- _WORK TO COMPLETE_
I'd like every entry returned exactly as it is, with the images left out.

- _RECORDS FOR THIS TASK_
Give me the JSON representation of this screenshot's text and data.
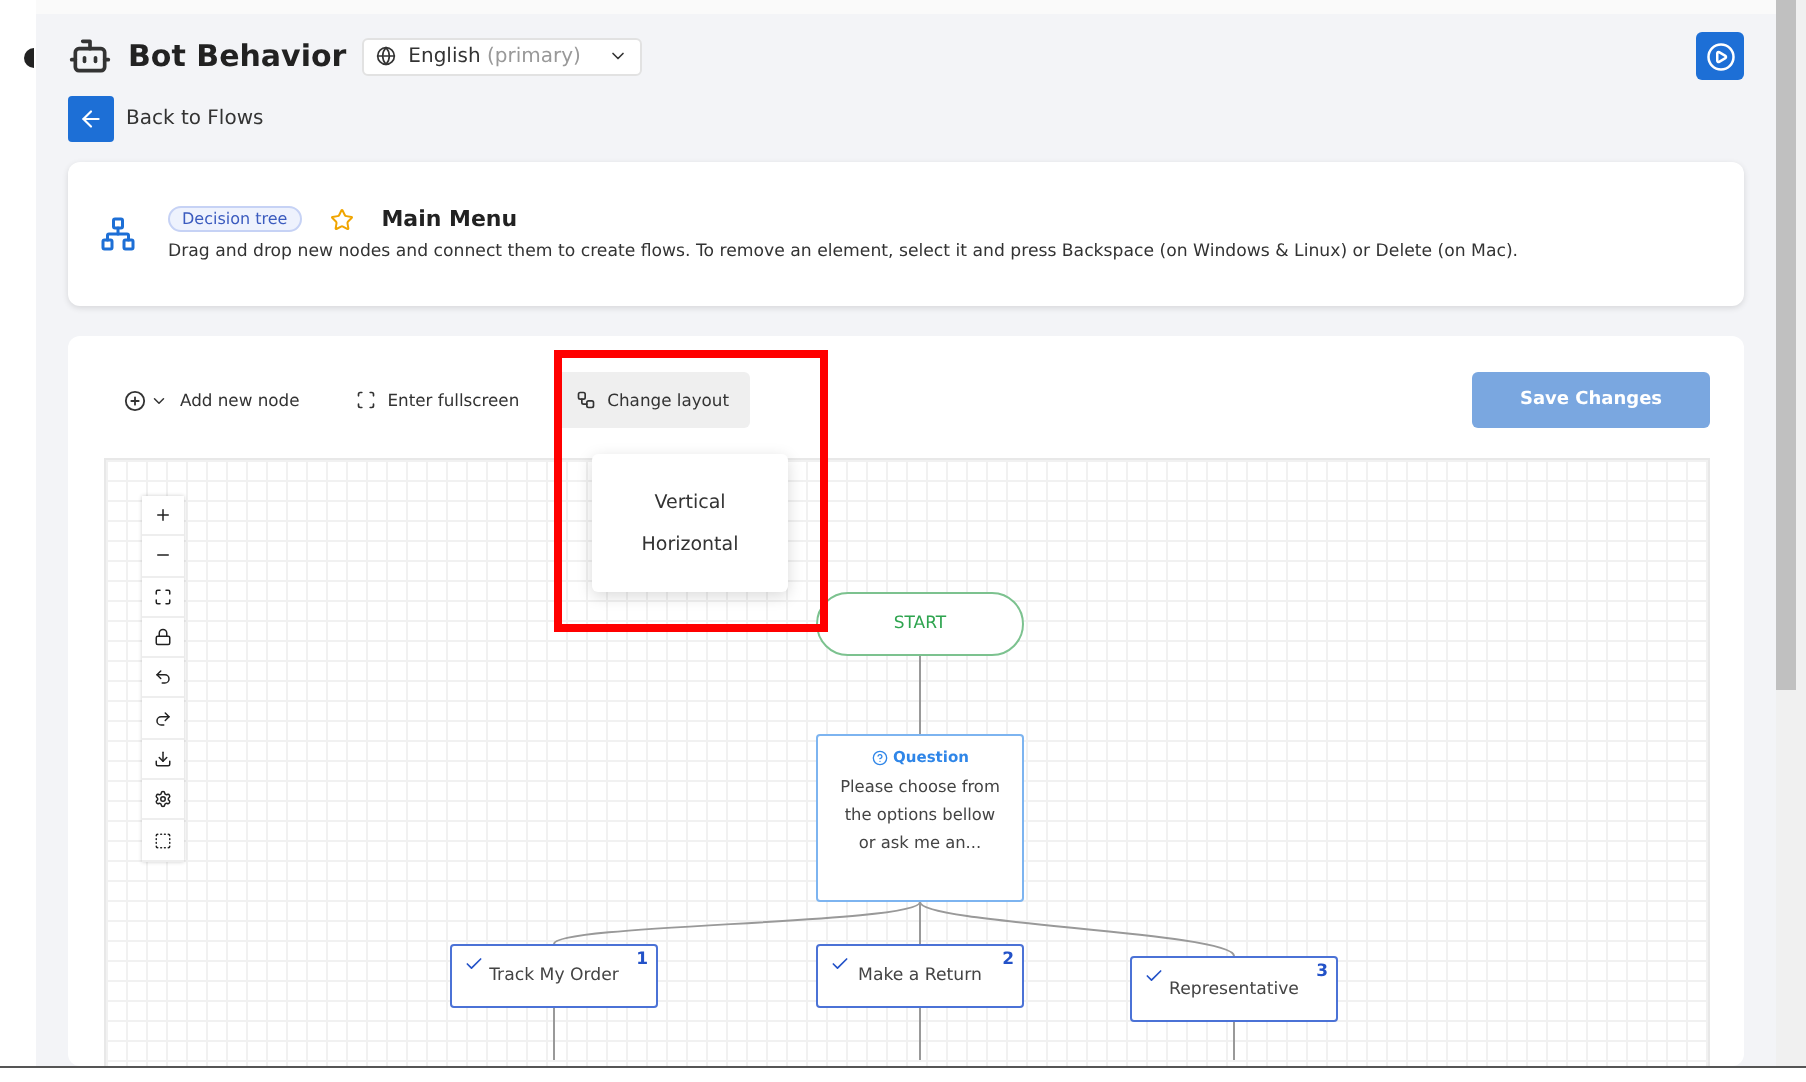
{
  "header": {
    "title": "Bot Behavior",
    "language": {
      "label": "English",
      "note": "(primary)"
    }
  },
  "back_link": {
    "label": "Back to Flows"
  },
  "flow": {
    "badge": "Decision tree",
    "title": "Main Menu",
    "description": "Drag and drop new nodes and connect them to create flows. To remove an element, select it and press Backspace (on Windows & Linux) or Delete (on Mac)."
  },
  "toolbar": [
    {
      "kind": "add",
      "label": "Add new node",
      "selected": false
    },
    {
      "kind": "fullscreen",
      "label": "Enter fullscreen",
      "selected": false
    },
    {
      "kind": "layout",
      "label": "Change layout",
      "selected": true
    }
  ],
  "save_button": {
    "label": "Save Changes",
    "disabled": true
  },
  "layout_menu": {
    "open": true,
    "options": [
      "Vertical",
      "Horizontal"
    ]
  },
  "annotation": {
    "kind": "highlight"
  },
  "canvas": {
    "nodes": [
      {
        "kind": "start",
        "label": "START"
      },
      {
        "kind": "question",
        "heading": "Question",
        "text": "Please choose from the options bellow or ask me an..."
      },
      {
        "kind": "option",
        "label": "Track My Order",
        "number": "1"
      },
      {
        "kind": "option",
        "label": "Make a Return",
        "number": "2"
      },
      {
        "kind": "option",
        "label": "Representative",
        "number": "3"
      }
    ]
  }
}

- _RESULT_
Give me the JSON representation of this screenshot's text and data.
{
  "header": {
    "title": "Bot Behavior",
    "language": {
      "label": "English",
      "note": "(primary)"
    }
  },
  "back_link": {
    "label": "Back to Flows"
  },
  "flow": {
    "badge": "Decision tree",
    "title": "Main Menu",
    "description": "Drag and drop new nodes and connect them to create flows. To remove an element, select it and press Backspace (on Windows & Linux) or Delete (on Mac)."
  },
  "toolbar": [
    {
      "kind": "add",
      "label": "Add new node",
      "selected": false
    },
    {
      "kind": "fullscreen",
      "label": "Enter fullscreen",
      "selected": false
    },
    {
      "kind": "layout",
      "label": "Change layout",
      "selected": true
    }
  ],
  "save_button": {
    "label": "Save Changes",
    "disabled": true
  },
  "layout_menu": {
    "open": true,
    "options": [
      "Vertical",
      "Horizontal"
    ]
  },
  "annotation": {
    "kind": "highlight"
  },
  "canvas": {
    "nodes": [
      {
        "kind": "start",
        "label": "START"
      },
      {
        "kind": "question",
        "heading": "Question",
        "text": "Please choose from the options bellow or ask me an..."
      },
      {
        "kind": "option",
        "label": "Track My Order",
        "number": "1"
      },
      {
        "kind": "option",
        "label": "Make a Return",
        "number": "2"
      },
      {
        "kind": "option",
        "label": "Representative",
        "number": "3"
      }
    ]
  }
}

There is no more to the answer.